Health: Humacyte (USA)
The health industry has always incentivized technological development, because of its clear and important implications for society, as well as its potential for profit. Because innovations within the health industry have the ability to directly improve people’s quality of life, even saving lives, the profitability is high (although there are legitimate moral concerns regarding this). Notwithstanding, Humacyte, founded in 2004 and headquartered in Morrisville, is leading the way in breakthrough technology. Humacyte produces tissue that can contribute to lifesaving treatments for vascular conditions, by using material that does not necessitate cells from the patient, and can therefore be stored easily.
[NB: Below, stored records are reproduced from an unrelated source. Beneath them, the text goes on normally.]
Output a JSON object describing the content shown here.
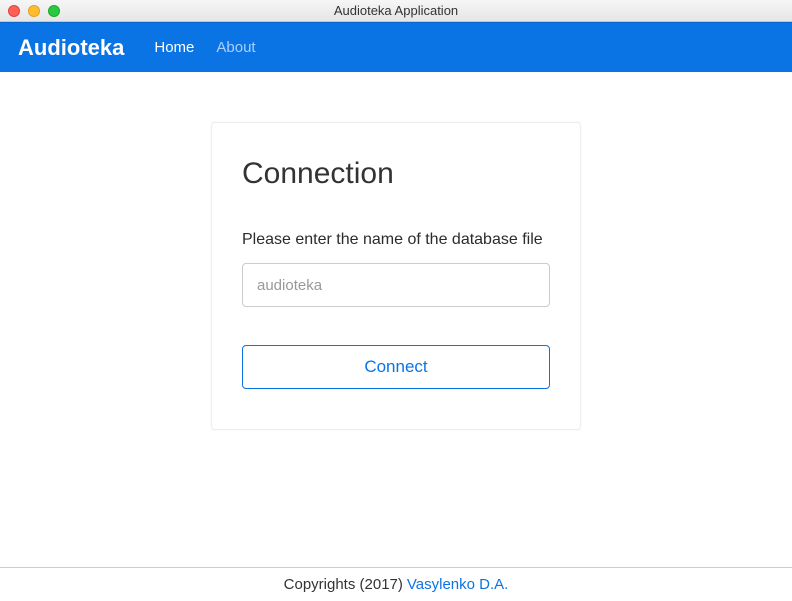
{
  "window": {
    "title": "Audioteka Application"
  },
  "navbar": {
    "brand": "Audioteka",
    "links": {
      "home": "Home",
      "about": "About"
    }
  },
  "card": {
    "heading": "Connection",
    "prompt": "Please enter the name of the database file",
    "input_placeholder": "audioteka",
    "connect_label": "Connect"
  },
  "footer": {
    "copyright": "Copyrights (2017)",
    "author": "Vasylenko D.A."
  }
}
As Head of Technology Pioneers, Fulvia Montresor, said “We’ve reached a new phase in the Fourth Industrial Revolution.” Big data analysis, sensor technology, and artificial intelligence are being combined and applied to new sectors, resulting in new and exciting developments across industries. But the future depends not only on the innovations we focused on here but on how these innovations can build upon and interact with each other. Not only can self-driving cars save lives, but they may possess the artificial technology necessary to contribute to life-saving technology.